book offers an alternative to the traditional D&D 3.5/PFRPG Ranger class with spell-casting abilities.
And though short, the book offers much of what I expect from Open Design – solid details about new bits that can be used and repurposed in interesting ways. It also doesn’t hurt that it has another great layout and a terrific cover featuring art from artist Christopher Swal. Weighing in as a 15 page PDF, it offers ten pages of content between the covers along with some helpful sheets you can print out to track some of the stats for your Spell-less Ranger and their animal companion.
Quite honestly as I was reading through the book I was struck by how obvious it should have been to have included a variant of this type in the core PFRPG book or 3.5 (or earlier) books. As the quote says on page 2 – “Aragorn Didn’t Cast Spells” – and it’s a fair assessment. The traditional Ranger in my head is more like Robin Hood or Aragorn than somewhere between a Druid and a Fighter. With no spell-casting abilities at all, this Ranger gets additional ranger talents (like rogue abilities), some new class abilities, as well as a twist on the “favored enemy” idea from way back when as a “favored terrain” option, these wilderness wanderers are not suffering from the loss of arcane talent.
I especially like the enhancements to healing through a use of the naturally occurring gifts in the wild and the favored terrain options. Watching a recent episode of Game of Thrones I pondered the differences between the Rangers north of The Wall in their frozen world and the Dothraki scouts in the grassy, savanna-like world of the Dothraki Sea… Both require great tracking, horsemanship, and weapons skills, but each has its own rules for survival. A Ranger born to one environment may not necessarily do as well in the other.
In addition, the enhanced use of animal companions – almost to the degree of a Druid – also makes this spell-less variation quite interesting. I could see someone like Tarzan in the jungle with his animal friends and having a simple way to communicate with Tantor and Cheetah. Or even someone along the lines of a modern Pied Piper with a herd of intelligent rats at his beck and call. Though these characters might be less able to deal in a social setting with other humanoids, their connection to their animal friends could serve them well.

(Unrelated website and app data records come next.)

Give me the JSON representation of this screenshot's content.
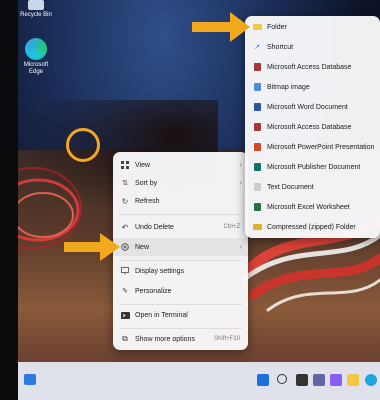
{
  "desktop": {
    "recycle_label": "Recycle Bin",
    "edge_label": "Microsoft Edge"
  },
  "context_menu": {
    "items": [
      {
        "label": "View",
        "icon": "grid-icon",
        "submenu": true
      },
      {
        "label": "Sort by",
        "icon": "sort-icon",
        "submenu": true
      },
      {
        "label": "Refresh",
        "icon": "refresh-icon"
      },
      {
        "label": "Undo Delete",
        "icon": "undo-icon",
        "shortcut": "Ctrl+Z"
      },
      {
        "label": "New",
        "icon": "plus-circle-icon",
        "submenu": true
      },
      {
        "label": "Display settings",
        "icon": "display-icon"
      },
      {
        "label": "Personalize",
        "icon": "brush-icon"
      },
      {
        "label": "Open in Terminal",
        "icon": "terminal-icon"
      },
      {
        "label": "Show more options",
        "icon": "more-icon",
        "shortcut": "Shift+F10"
      }
    ]
  },
  "new_submenu": {
    "items": [
      {
        "label": "Folder",
        "color": "#f2c744"
      },
      {
        "label": "Shortcut",
        "color": "#3a7bd5"
      },
      {
        "label": "Microsoft Access Database",
        "color": "#a4373a"
      },
      {
        "label": "Bitmap image",
        "color": "#4a90d9"
      },
      {
        "label": "Microsoft Word Document",
        "color": "#2b579a"
      },
      {
        "label": "Microsoft Access Database",
        "color": "#a4373a"
      },
      {
        "label": "Microsoft PowerPoint Presentation",
        "color": "#d24726"
      },
      {
        "label": "Microsoft Publisher Document",
        "color": "#077568"
      },
      {
        "label": "Text Document",
        "color": "#9aa0a6"
      },
      {
        "label": "Microsoft Excel Worksheet",
        "color": "#217346"
      },
      {
        "label": "Compressed (zipped) Folder",
        "color": "#e0b030"
      }
    ]
  },
  "accent": "#f2a81d"
}
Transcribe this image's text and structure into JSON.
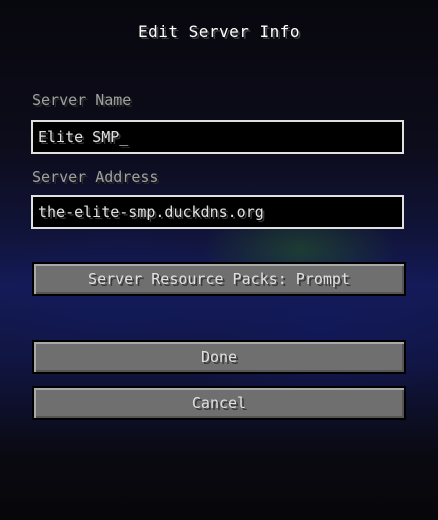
{
  "screen": {
    "title": "Edit Server Info"
  },
  "form": {
    "server_name_label": "Server Name",
    "server_name_value": "Elite SMP",
    "server_name_caret": "_",
    "server_address_label": "Server Address",
    "server_address_value": "the-elite-smp.duckdns.org"
  },
  "buttons": {
    "resource_packs": "Server Resource Packs: Prompt",
    "done": "Done",
    "cancel": "Cancel"
  }
}
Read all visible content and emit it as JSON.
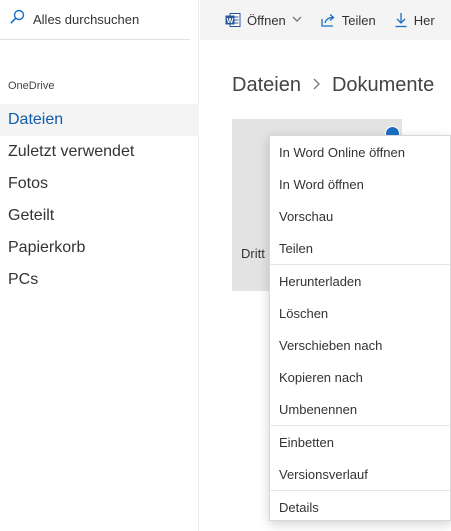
{
  "search": {
    "placeholder": "Alles durchsuchen"
  },
  "sidebar": {
    "brand": "OneDrive",
    "items": [
      {
        "label": "Dateien"
      },
      {
        "label": "Zuletzt verwendet"
      },
      {
        "label": "Fotos"
      },
      {
        "label": "Geteilt"
      },
      {
        "label": "Papierkorb"
      },
      {
        "label": "PCs"
      }
    ]
  },
  "toolbar": {
    "open_label": "Öffnen",
    "share_label": "Teilen",
    "download_label": "Her"
  },
  "breadcrumb": {
    "root": "Dateien",
    "current": "Dokumente"
  },
  "file": {
    "name": "Dritt"
  },
  "context_menu": {
    "groups": [
      [
        "In Word Online öffnen",
        "In Word öffnen",
        "Vorschau",
        "Teilen"
      ],
      [
        "Herunterladen",
        "Löschen",
        "Verschieben nach",
        "Kopieren nach",
        "Umbenennen"
      ],
      [
        "Einbetten",
        "Versionsverlauf"
      ],
      [
        "Details"
      ]
    ]
  },
  "colors": {
    "accent": "#0f5ca8",
    "word_blue": "#2b579a",
    "selection": "#1a6fc4"
  }
}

Also included are new feats such as Coordinated Companion (better coordination with an animal companion in combat), Natural Tracker (easier to identify tracks), and Improved Deadly Accuracy (better ranged weapon attacks), which could be used by regular Rangers as well as the new Spell-less variety. And two new archetypes to show off some of the new abilities – the Dual-Style Ranger who can more effectively wield multiple weapon styles and the Companion-Bound Ranger who spends a lot of alone time with their animal companions…
Though this is a short supplement, it offers plenty of food for thought if you’ve been considering playing a Ranger of some type in PFRPG. The new options and ways of exploring the beefed up animal companion rules in PFRPG offer plenty of new tools in the toolbox for players and GMs alike.